    July 30, 2014

  • dogs31.jpg Is Spike spiteful?

    Dog is often considered man’s best friend, but a recent study shows he may be a little green over how much time you spend with other pooches.

    July 30, 2014 1 Photo

  • CORBETT_TomC.jpg Corbett: VanKirk helped to save the world

    Gov. Tom Corbett today issued the following statement on the death of Northumberland County native Theodore “Dutch” VanKirk, the last surviving crew member of the Enola Gay:

    July 30, 2014 1 Photo

  • Afraid of grandson? "Now I am," Amanda Trometter says

    Erick Trometter slept with hunting and butcher knives beside his bed while living with the grandmother he allegedly attacked on the morning he was shot after allegedly pulling a knife on a city police officer.

    July 30, 2014

  • vk1.jpg Ted VanKirk: Seen from above

    The Daily Item is republishing online its spring 2012 interview with Northumberland native Ted “Dutch” VanKirk, the navigator of the Enola Gay, which dropped the first of two atomic bombs on Japan in 1945. The story appeared in Inside Pennsylvania magazine. VanKirk died Monday in Georgia at age 93.

    July 30, 2014 2 Photos

  • vankirk_ted1.jpg “The Japanese were beaten before we even dropped the bomb”

    Compared to the 58 other missions they ran together, the one they were assigned to carry out on Aug. 6, 1945 was easy.
    There would be no return fire, flying conditions were ideal, and if all went according to plan, they would be back to the base in Tinian by nightfall.

    July 30, 2014 2 Photos

  • Ritz-Craft Ritz-Craft to hire 60 for Mifflinburg plant

    MIFFLINBURG — Sixty jobs are coming to Mifflinburg as a Ritz-Craft production facility that went dark seven years ago amid the housing downturn will come back on line during the next few months, company officials announced Tuesday.

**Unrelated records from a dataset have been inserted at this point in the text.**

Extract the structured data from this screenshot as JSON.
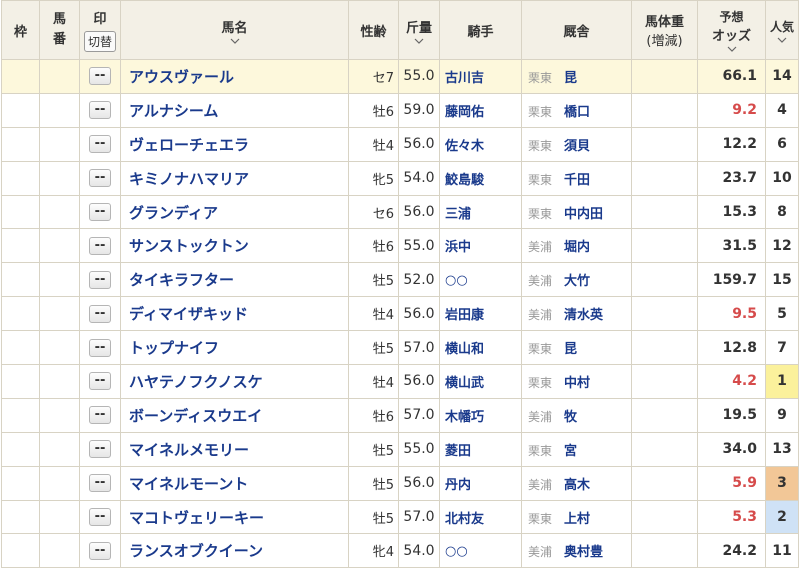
{
  "header": {
    "waku": "枠",
    "umaban": "馬\n番",
    "mark": "印",
    "kirikae": "切替",
    "name": "馬名",
    "sexage": "性齢",
    "kinryo": "斤量",
    "jockey": "騎手",
    "stable": "厩舎",
    "weight": "馬体重",
    "weight_sub": "(増減)",
    "odds_line1": "予想",
    "odds_line2": "オッズ",
    "ninki": "人気"
  },
  "mark_placeholder": "--",
  "colors": {
    "horse_link": "#1a3a8c",
    "popular_odds": "#d64b4b",
    "rank1_bg": "#fbf19c",
    "rank2_bg": "#cfe2f6",
    "rank3_bg": "#f2c797",
    "highlight_row": "#fdf8dc",
    "header_bg": "#f3f0e6"
  },
  "rows": [
    {
      "name": "アウスヴァール",
      "sexage": "セ7",
      "kinryo": "55.0",
      "jockey": "古川吉",
      "area": "栗東",
      "trainer": "昆",
      "odds": "66.1",
      "ninki": "14"
    },
    {
      "name": "アルナシーム",
      "sexage": "牡6",
      "kinryo": "59.0",
      "jockey": "藤岡佑",
      "area": "栗東",
      "trainer": "橋口",
      "odds": "9.2",
      "ninki": "4"
    },
    {
      "name": "ヴェローチェエラ",
      "sexage": "牡4",
      "kinryo": "56.0",
      "jockey": "佐々木",
      "area": "栗東",
      "trainer": "須貝",
      "odds": "12.2",
      "ninki": "6"
    },
    {
      "name": "キミノナハマリア",
      "sexage": "牝5",
      "kinryo": "54.0",
      "jockey": "鮫島駿",
      "area": "栗東",
      "trainer": "千田",
      "odds": "23.7",
      "ninki": "10"
    },
    {
      "name": "グランディア",
      "sexage": "セ6",
      "kinryo": "56.0",
      "jockey": "三浦",
      "area": "栗東",
      "trainer": "中内田",
      "odds": "15.3",
      "ninki": "8"
    },
    {
      "name": "サンストックトン",
      "sexage": "牡6",
      "kinryo": "55.0",
      "jockey": "浜中",
      "area": "美浦",
      "trainer": "堀内",
      "odds": "31.5",
      "ninki": "12"
    },
    {
      "name": "タイキラフター",
      "sexage": "牡5",
      "kinryo": "52.0",
      "jockey": "○○",
      "area": "美浦",
      "trainer": "大竹",
      "odds": "159.7",
      "ninki": "15"
    },
    {
      "name": "ディマイザキッド",
      "sexage": "牡4",
      "kinryo": "56.0",
      "jockey": "岩田康",
      "area": "美浦",
      "trainer": "清水英",
      "odds": "9.5",
      "ninki": "5"
    },
    {
      "name": "トップナイフ",
      "sexage": "牡5",
      "kinryo": "57.0",
      "jockey": "横山和",
      "area": "栗東",
      "trainer": "昆",
      "odds": "12.8",
      "ninki": "7"
    },
    {
      "name": "ハヤテノフクノスケ",
      "sexage": "牡4",
      "kinryo": "56.0",
      "jockey": "横山武",
      "area": "栗東",
      "trainer": "中村",
      "odds": "4.2",
      "ninki": "1"
    },
    {
      "name": "ボーンディスウエイ",
      "sexage": "牡6",
      "kinryo": "57.0",
      "jockey": "木幡巧",
      "area": "美浦",
      "trainer": "牧",
      "odds": "19.5",
      "ninki": "9"
    },
    {
      "name": "マイネルメモリー",
      "sexage": "牡5",
      "kinryo": "55.0",
      "jockey": "菱田",
      "area": "栗東",
      "trainer": "宮",
      "odds": "34.0",
      "ninki": "13"
    },
    {
      "name": "マイネルモーント",
      "sexage": "牡5",
      "kinryo": "56.0",
      "jockey": "丹内",
      "area": "美浦",
      "trainer": "高木",
      "odds": "5.9",
      "ninki": "3"
    },
    {
      "name": "マコトヴェリーキー",
      "sexage": "牡5",
      "kinryo": "57.0",
      "jockey": "北村友",
      "area": "栗東",
      "trainer": "上村",
      "odds": "5.3",
      "ninki": "2"
    },
    {
      "name": "ランスオブクイーン",
      "sexage": "牝4",
      "kinryo": "54.0",
      "jockey": "○○",
      "area": "美浦",
      "trainer": "奥村豊",
      "odds": "24.2",
      "ninki": "11"
    }
  ]
}
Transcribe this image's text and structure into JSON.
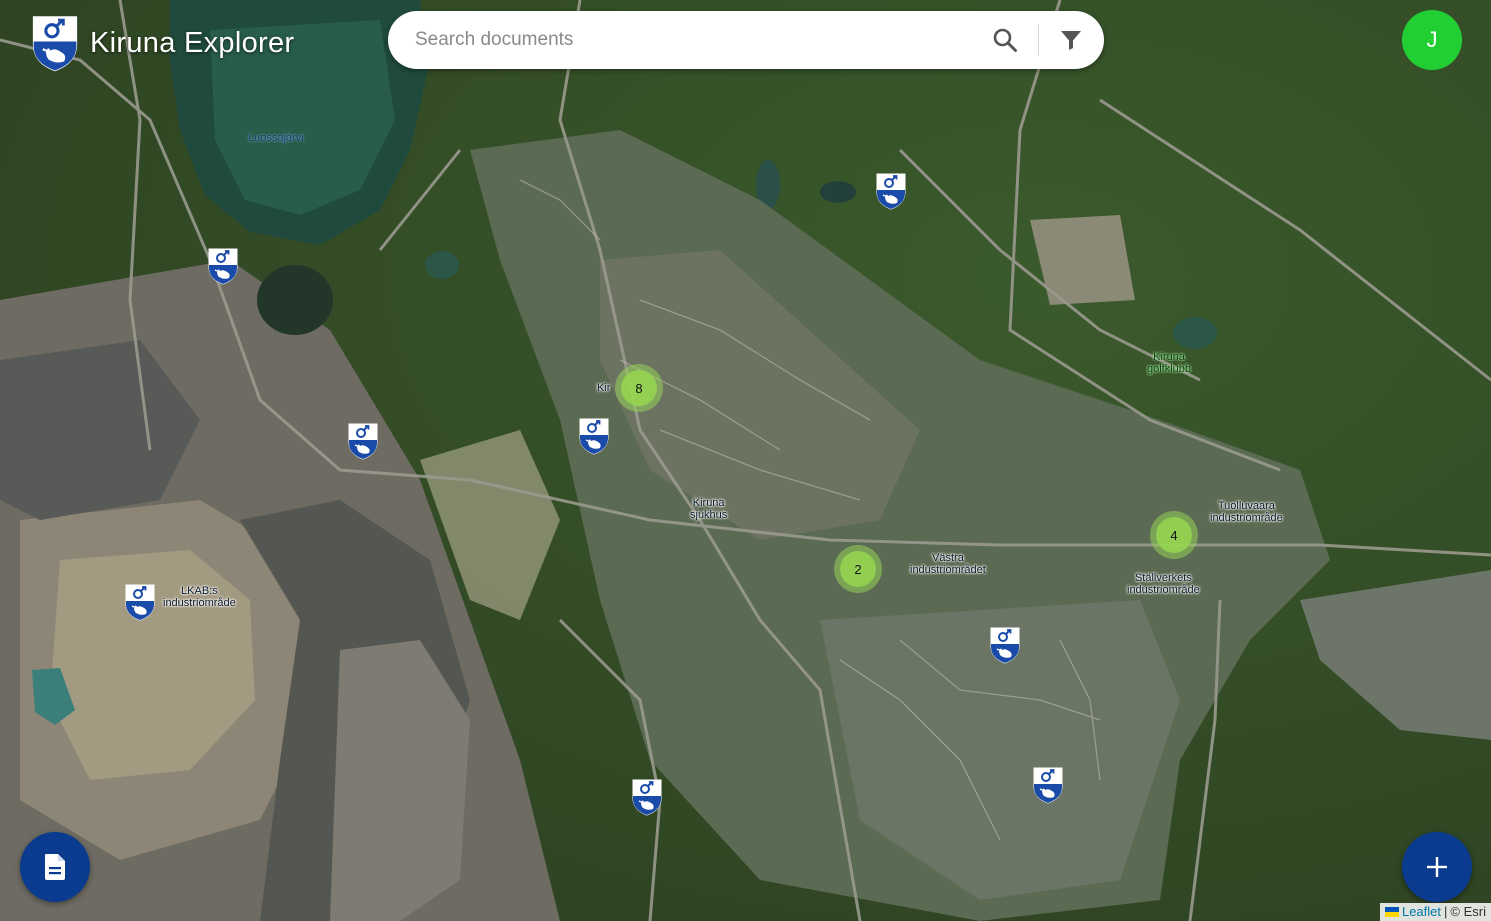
{
  "app": {
    "title": "Kiruna Explorer"
  },
  "search": {
    "placeholder": "Search documents"
  },
  "icons": {
    "logo": "kiruna-coat-of-arms-icon",
    "search": "search-icon",
    "filter": "filter-icon",
    "documents": "document-icon",
    "add": "plus-icon",
    "marker": "kiruna-coat-of-arms-icon"
  },
  "user": {
    "initial": "J"
  },
  "map_labels": [
    {
      "text": "Luossajärvi",
      "type": "water"
    },
    {
      "text": "Kiruna\ngolfklubb",
      "type": "green"
    },
    {
      "text": "Kiruna\nsjukhus",
      "type": "place"
    },
    {
      "text": "Västra\nindustriområdet",
      "type": "place"
    },
    {
      "text": "Tuolluvaara\nindustriområde",
      "type": "place"
    },
    {
      "text": "Ställverkets\nindustriområde",
      "type": "place"
    },
    {
      "text": "LKAB:s\nindustriområde",
      "type": "place"
    },
    {
      "text": "Kir",
      "type": "place"
    }
  ],
  "clusters": [
    {
      "count": "8"
    },
    {
      "count": "2"
    },
    {
      "count": "4"
    }
  ],
  "markers_count": 9,
  "attribution": {
    "leaflet": "Leaflet",
    "separator": "|",
    "copyright": "© Esri"
  },
  "colors": {
    "brand_blue": "#0a3b8f",
    "avatar_green": "#21cf32",
    "cluster_green": "#96d750"
  }
}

    July 29, 2014 1 Photo

The Daily Marquee
Video
Parade
Magazine

Click HERE to read all your Parade favorites including Hollywood Wire, Celebrity interviews and photo galleries, Food recipes and cooking tips, Games and lots more.